This video inspired me. Time to hit the gym.
(Found this out through Seth Godin’s Linchpin and really liked it)
1. There are three states of being. Not knowing, action and completion.
2. Accept that everything is a draft. It helps to get it done.
3. There is no editing stage.
4. Pretending you know what you’re doing is almost the same as knowing what you are doing, so just accept that you know what you’re doing even if you don’t and do it.
5. Banish procrastination. If you wait more than a week to get an idea done, abandon it.
6. The point of being done is not to finish but to get other things done.
7. Once you’re done you can throw it away.
8. Laugh at perfection. It’s boring and keeps you from being done.
9. People without dirty hands are wrong. Doing something makes you right.
10. Failure counts as done. So do mistakes.
11. Destruction is a variant of done.
12. If you have an idea and publish it on the internet, that counts as a ghost of done.
13. Done is the engine of more.
The key distinction is the ability to forge your own path, to discover a route from one place to another that hasn’t been paved, measured, and quantified. So many times we want someone to tell us exactly what to do, and so many times that’s exactly the wrong approach.
Diamond cutters have an intrinsic understanding of the stone in their hands. The can touch and see exactly where the best lines are; they know. The greatest artists do just that. They see and understand the challenges before them, without carrying the baggage of expectations or attachment. The diamond cutter doesn’t imagine the diamond he wants. Instead, he sees the diamond that is possible.
Liar’s Poker by Michael Lewis

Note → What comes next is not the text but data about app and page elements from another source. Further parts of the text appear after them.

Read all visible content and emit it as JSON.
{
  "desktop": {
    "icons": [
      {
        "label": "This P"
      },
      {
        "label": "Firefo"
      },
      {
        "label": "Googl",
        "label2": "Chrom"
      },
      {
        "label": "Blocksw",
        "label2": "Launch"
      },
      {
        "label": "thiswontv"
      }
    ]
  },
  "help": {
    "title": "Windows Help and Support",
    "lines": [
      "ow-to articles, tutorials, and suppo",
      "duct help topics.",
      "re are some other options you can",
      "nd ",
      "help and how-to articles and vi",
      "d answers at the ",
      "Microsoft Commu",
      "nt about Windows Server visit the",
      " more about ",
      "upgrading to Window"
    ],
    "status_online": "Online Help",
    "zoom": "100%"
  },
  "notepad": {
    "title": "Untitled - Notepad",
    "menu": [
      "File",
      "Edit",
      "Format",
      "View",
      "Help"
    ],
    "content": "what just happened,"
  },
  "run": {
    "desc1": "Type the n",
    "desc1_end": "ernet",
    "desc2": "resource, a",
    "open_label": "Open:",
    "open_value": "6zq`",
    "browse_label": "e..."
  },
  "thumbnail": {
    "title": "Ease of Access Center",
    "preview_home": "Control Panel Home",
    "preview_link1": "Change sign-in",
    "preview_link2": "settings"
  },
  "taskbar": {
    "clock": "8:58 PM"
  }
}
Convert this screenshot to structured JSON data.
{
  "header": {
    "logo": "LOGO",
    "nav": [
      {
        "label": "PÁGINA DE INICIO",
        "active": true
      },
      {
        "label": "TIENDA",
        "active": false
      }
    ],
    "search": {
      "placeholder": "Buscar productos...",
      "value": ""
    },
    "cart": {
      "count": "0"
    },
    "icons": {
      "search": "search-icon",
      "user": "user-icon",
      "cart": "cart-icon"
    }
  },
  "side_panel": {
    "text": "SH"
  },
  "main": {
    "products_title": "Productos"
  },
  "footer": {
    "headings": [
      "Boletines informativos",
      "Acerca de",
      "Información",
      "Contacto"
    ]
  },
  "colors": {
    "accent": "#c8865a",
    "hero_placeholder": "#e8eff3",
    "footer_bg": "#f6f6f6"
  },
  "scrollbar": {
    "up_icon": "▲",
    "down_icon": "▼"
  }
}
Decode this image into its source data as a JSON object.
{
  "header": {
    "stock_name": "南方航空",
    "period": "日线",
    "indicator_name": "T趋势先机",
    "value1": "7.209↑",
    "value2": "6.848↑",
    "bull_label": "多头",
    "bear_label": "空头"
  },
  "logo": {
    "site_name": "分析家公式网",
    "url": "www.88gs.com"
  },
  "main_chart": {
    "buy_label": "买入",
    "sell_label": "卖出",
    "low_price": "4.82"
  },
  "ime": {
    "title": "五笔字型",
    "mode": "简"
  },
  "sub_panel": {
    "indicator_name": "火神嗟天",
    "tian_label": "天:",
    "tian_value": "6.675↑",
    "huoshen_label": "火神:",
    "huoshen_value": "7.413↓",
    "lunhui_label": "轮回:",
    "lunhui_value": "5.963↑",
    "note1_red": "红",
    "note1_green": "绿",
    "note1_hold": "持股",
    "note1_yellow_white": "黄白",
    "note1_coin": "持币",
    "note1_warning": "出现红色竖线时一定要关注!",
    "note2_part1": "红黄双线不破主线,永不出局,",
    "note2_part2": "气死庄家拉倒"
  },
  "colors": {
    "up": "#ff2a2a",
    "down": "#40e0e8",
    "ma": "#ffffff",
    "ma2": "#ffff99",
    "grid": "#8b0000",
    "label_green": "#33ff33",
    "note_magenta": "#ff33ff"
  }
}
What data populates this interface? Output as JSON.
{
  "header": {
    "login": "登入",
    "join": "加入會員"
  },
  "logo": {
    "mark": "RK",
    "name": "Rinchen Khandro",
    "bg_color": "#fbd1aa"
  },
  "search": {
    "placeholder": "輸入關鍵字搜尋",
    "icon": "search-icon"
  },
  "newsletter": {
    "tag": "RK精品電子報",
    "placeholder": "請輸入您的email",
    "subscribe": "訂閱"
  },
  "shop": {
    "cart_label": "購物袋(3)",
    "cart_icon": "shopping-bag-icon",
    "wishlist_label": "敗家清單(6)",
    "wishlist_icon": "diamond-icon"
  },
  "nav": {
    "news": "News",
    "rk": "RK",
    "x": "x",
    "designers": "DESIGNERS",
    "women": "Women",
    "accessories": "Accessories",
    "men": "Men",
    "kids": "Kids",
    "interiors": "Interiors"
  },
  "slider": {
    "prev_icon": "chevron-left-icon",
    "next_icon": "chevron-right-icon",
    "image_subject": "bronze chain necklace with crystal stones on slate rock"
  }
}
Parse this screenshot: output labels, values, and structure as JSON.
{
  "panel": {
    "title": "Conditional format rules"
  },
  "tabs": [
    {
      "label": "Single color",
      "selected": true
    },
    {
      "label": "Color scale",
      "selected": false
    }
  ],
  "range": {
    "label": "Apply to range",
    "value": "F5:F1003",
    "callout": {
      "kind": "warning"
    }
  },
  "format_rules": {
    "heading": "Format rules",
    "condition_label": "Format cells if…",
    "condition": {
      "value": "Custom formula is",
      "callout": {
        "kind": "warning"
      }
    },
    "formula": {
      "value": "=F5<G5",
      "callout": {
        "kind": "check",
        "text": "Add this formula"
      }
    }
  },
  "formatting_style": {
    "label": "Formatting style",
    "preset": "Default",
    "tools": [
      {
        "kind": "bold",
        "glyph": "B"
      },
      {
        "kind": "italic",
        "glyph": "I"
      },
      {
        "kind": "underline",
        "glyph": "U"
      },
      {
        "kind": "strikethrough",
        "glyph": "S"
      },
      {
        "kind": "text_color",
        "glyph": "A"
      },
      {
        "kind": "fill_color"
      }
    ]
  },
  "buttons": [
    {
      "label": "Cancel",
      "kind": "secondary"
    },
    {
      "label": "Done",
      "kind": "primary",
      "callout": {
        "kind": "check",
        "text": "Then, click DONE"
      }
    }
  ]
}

Liar’s Poker was an interesting look at the financial world of the 1980s — rise of mortgage-backed securities, LBO’s, and junk bonds — through the lens of Salomon Brothers’ bond salesman, Michael Lewis. I started this book in the airport on the way to Hong Kong, put it down, and only restarted / finished when I arrived back in Hawaii. Pity, because it was a good read and good context in which to color the 1980s. However, I would find it dragging if I wasn’t in finance. 3.5 / 5
Freakonomics by Stephen Dubner and Steven Levitt
Sporadic and shifting yet engaging and thought-provoking. Freakonomics was certainly a great quick read. I finished it in a week. Steven Levitt asks interesting questions that probe the “common sense” reasons for various phenomena and then dismantles the accepted hypotheses with data. That is what makes this book great. Levitt is extraordinary at asking questions in a different way and producing an answer that is shocking yet convincing. Maybe he won’t win you over with his arguments, but it will certainly get you thinking differently. 4 / 5
The Pursuit of Happynessby Chris Gardner
Chris Gardner is the quintessential rags-to-riches story. He begins about his life growing up in the ghettos of Milwaukee, describes his move to San Francisco, his fall into poverty, and his eventual rise as a broker. Gardner shares his emotions and insight in this book. While the movie was great (Will Smith is amazing), I liked this book a bit more. Chris Gardner is truly an inspiration. 4 / 5
Linchpin by Seth Godin
This is a self-development book I tried to read before but never got to it again until now. Godin talks about the “new economy” and how we must become linchpins to succeed rather than be another “cog in the machine.” I’m sure there are many great insights in this book, but I didn’t find it as convincing. I did find some parallels, but I felt like it dragged on and was repetitive. It felt more like an addedum to The War of Art by Steven Pressfield than a totally original work. I would recommend reading that before checking this book out. 3 / 5